*Task objective:* Type out the entries again, keeping every word unchanged.

Component data from apps and pages

▬▬▬

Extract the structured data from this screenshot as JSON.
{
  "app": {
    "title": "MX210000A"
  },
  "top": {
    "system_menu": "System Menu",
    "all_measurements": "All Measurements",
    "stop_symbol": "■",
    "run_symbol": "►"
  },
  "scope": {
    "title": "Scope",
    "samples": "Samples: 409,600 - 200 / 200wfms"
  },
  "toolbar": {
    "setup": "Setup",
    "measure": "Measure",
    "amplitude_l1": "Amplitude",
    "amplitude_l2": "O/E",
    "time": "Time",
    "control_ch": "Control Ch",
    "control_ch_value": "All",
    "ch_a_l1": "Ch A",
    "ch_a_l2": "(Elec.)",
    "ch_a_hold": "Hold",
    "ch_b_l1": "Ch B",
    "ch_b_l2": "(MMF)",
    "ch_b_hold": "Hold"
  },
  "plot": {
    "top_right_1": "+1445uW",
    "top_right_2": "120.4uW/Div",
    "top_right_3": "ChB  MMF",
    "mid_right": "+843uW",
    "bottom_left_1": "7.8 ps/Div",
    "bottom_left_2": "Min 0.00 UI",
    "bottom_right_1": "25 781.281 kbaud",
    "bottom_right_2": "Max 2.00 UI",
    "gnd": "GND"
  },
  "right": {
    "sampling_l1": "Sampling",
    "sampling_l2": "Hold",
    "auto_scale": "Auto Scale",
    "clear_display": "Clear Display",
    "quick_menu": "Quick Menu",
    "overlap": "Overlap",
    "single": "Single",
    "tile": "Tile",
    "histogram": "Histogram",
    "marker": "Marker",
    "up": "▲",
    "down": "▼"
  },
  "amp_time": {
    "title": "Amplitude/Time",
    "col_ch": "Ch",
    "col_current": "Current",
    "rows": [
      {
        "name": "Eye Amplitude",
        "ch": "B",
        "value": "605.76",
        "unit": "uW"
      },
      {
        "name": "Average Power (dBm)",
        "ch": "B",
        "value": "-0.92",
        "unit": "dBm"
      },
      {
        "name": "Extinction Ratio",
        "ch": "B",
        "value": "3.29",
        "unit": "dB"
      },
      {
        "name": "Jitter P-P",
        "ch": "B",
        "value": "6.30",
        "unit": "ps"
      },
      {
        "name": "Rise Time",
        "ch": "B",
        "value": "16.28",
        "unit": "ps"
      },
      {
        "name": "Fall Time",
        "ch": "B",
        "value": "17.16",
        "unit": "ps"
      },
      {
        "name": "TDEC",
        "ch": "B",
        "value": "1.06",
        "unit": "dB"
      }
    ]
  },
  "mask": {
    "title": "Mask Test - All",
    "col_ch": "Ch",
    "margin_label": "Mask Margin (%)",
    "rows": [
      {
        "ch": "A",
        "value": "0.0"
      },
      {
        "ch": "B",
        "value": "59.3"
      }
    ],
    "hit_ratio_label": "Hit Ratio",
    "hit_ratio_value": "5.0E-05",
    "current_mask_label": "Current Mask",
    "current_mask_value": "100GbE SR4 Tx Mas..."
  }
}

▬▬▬

*Exercise response:*
Extract the structured data from this screenshot as JSON.
{
  "app": {
    "title": "MX210000A"
  },
  "top": {
    "system_menu": "System Menu",
    "all_measurements": "All Measurements",
    "stop_symbol": "■",
    "run_symbol": "►"
  },
  "scope": {
    "title": "Scope",
    "samples": "Samples: 409,600 - 200 / 200wfms"
  },
  "toolbar": {
    "setup": "Setup",
    "measure": "Measure",
    "amplitude_l1": "Amplitude",
    "amplitude_l2": "O/E",
    "time": "Time",
    "control_ch": "Control Ch",
    "control_ch_value": "All",
    "ch_a_l1": "Ch A",
    "ch_a_l2": "(Elec.)",
    "ch_a_hold": "Hold",
    "ch_b_l1": "Ch B",
    "ch_b_l2": "(MMF)",
    "ch_b_hold": "Hold"
  },
  "plot": {
    "top_right_1": "+1445uW",
    "top_right_2": "120.4uW/Div",
    "top_right_3": "ChB  MMF",
    "mid_right": "+843uW",
    "bottom_left_1": "7.8 ps/Div",
    "bottom_left_2": "Min 0.00 UI",
    "bottom_right_1": "25 781.281 kbaud",
    "bottom_right_2": "Max 2.00 UI",
    "gnd": "GND"
  },
  "right": {
    "sampling_l1": "Sampling",
    "sampling_l2": "Hold",
    "auto_scale": "Auto Scale",
    "clear_display": "Clear Display",
    "quick_menu": "Quick Menu",
    "overlap": "Overlap",
    "single": "Single",
    "tile": "Tile",
    "histogram": "Histogram",
    "marker": "Marker",
    "up": "▲",
    "down": "▼"
  },
  "amp_time": {
    "title": "Amplitude/Time",
    "col_ch": "Ch",
    "col_current": "Current",
    "rows": [
      {
        "name": "Eye Amplitude",
        "ch": "B",
        "value": "605.76",
        "unit": "uW"
      },
      {
        "name": "Average Power (dBm)",
        "ch": "B",
        "value": "-0.92",
        "unit": "dBm"
      },
      {
        "name": "Extinction Ratio",
        "ch": "B",
        "value": "3.29",
        "unit": "dB"
      },
      {
        "name": "Jitter P-P",
        "ch": "B",
        "value": "6.30",
        "unit": "ps"
      },
      {
        "name": "Rise Time",
        "ch": "B",
        "value": "16.28",
        "unit": "ps"
      },
      {
        "name": "Fall Time",
        "ch": "B",
        "value": "17.16",
        "unit": "ps"
      },
      {
        "name": "TDEC",
        "ch": "B",
        "value": "1.06",
        "unit": "dB"
      }
    ]
  },
  "mask": {
    "title": "Mask Test - All",
    "col_ch": "Ch",
    "margin_label": "Mask Margin (%)",
    "rows": [
      {
        "ch": "A",
        "value": "0.0"
      },
      {
        "ch": "B",
        "value": "59.3"
      }
    ],
    "hit_ratio_label": "Hit Ratio",
    "hit_ratio_value": "5.0E-05",
    "current_mask_label": "Current Mask",
    "current_mask_value": "100GbE SR4 Tx Mas..."
  }
}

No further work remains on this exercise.